Sheila Corrall

University of Pittsburgh, Department of Information Culture & Data Stewardship
Professor
Pittsburgh, PA, USA
Sheila Corrall worked in UK public, special, and national libraries in acquisitions, cataloging, reference and information services, before moving into higher education, where she served as university librarian at two institutions and as CIO at a large research university. In 2004, she became Professor of Library & Information Management at the University of Sheffield, then head of the Sheffield iSchool, before moving to the US in 2012 to lead the LIS program at Pittsburgh. She is lead faculty for the academic libraries track at Pitt, where she teaches courses on Academic Libraries, Research Methods, and Academic Culture & Practice. Her research interests include the changing roles and skills of librarians in the digital world, particularly in information literacy, research data, scholarly communications, and the open movement in higher ed. She serves on the advisory boards of Credo Reference and Facet Publishing and on the editorial boards of six international journals.
Wednesday, January 18
 

7:30am

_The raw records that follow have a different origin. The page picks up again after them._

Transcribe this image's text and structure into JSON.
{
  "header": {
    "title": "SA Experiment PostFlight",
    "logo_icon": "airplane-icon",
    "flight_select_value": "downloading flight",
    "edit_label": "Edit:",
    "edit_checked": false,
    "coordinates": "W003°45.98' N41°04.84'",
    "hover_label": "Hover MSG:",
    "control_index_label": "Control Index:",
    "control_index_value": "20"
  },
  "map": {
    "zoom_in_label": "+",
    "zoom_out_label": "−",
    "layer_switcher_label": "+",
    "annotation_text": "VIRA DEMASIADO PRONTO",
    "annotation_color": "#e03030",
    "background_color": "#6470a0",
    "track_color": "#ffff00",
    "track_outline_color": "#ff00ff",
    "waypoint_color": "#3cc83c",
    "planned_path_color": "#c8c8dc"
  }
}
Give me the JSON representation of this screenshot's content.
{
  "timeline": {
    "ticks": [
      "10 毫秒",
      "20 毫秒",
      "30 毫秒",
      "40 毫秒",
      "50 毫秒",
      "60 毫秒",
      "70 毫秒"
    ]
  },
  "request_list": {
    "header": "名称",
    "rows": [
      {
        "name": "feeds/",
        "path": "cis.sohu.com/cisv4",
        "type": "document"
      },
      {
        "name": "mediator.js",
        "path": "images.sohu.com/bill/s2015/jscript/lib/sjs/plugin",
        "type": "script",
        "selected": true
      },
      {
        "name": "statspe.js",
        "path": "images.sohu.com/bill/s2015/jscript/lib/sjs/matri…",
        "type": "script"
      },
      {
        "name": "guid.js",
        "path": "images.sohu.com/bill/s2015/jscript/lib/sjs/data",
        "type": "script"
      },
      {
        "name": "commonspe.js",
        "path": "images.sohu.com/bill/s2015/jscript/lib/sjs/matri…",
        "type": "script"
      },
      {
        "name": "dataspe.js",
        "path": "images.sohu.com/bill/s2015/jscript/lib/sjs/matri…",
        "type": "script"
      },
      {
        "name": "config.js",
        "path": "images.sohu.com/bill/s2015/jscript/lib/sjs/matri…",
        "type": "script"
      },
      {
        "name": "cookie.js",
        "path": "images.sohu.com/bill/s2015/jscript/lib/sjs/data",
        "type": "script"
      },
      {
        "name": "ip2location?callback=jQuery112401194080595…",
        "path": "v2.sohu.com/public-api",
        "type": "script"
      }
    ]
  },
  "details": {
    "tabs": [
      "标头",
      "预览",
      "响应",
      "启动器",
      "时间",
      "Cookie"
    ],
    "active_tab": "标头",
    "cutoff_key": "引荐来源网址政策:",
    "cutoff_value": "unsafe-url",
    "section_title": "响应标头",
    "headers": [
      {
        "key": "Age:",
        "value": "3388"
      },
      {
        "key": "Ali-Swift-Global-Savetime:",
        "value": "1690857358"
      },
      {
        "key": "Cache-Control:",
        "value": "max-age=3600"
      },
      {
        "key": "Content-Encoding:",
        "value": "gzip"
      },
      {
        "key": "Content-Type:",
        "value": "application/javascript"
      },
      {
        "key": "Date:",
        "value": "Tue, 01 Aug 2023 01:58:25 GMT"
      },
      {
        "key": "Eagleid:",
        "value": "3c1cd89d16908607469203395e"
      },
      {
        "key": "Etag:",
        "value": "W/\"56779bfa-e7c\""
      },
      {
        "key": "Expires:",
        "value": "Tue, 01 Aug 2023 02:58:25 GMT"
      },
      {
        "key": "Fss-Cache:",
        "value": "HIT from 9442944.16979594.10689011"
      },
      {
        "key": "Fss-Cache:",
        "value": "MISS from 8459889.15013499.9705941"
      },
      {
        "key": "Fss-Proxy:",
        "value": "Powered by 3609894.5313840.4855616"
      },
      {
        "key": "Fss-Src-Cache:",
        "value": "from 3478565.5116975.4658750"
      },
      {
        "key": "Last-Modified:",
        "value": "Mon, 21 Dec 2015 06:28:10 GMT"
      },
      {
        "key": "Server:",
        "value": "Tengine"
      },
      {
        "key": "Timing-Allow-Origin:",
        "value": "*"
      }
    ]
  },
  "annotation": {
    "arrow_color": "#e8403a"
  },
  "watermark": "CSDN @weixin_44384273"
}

8:30am

10:00am

10:30am

2:00pm

3:30pm

4:00pm

 
Thursday, January 19
 

7:30am

8:30am

10:00am

10:30am

12:15pm

2:00pm

3:30pm

5:00pm

7:00pm

 
Friday, January 20
 

7:30am

8:30am

10:00am

10:30am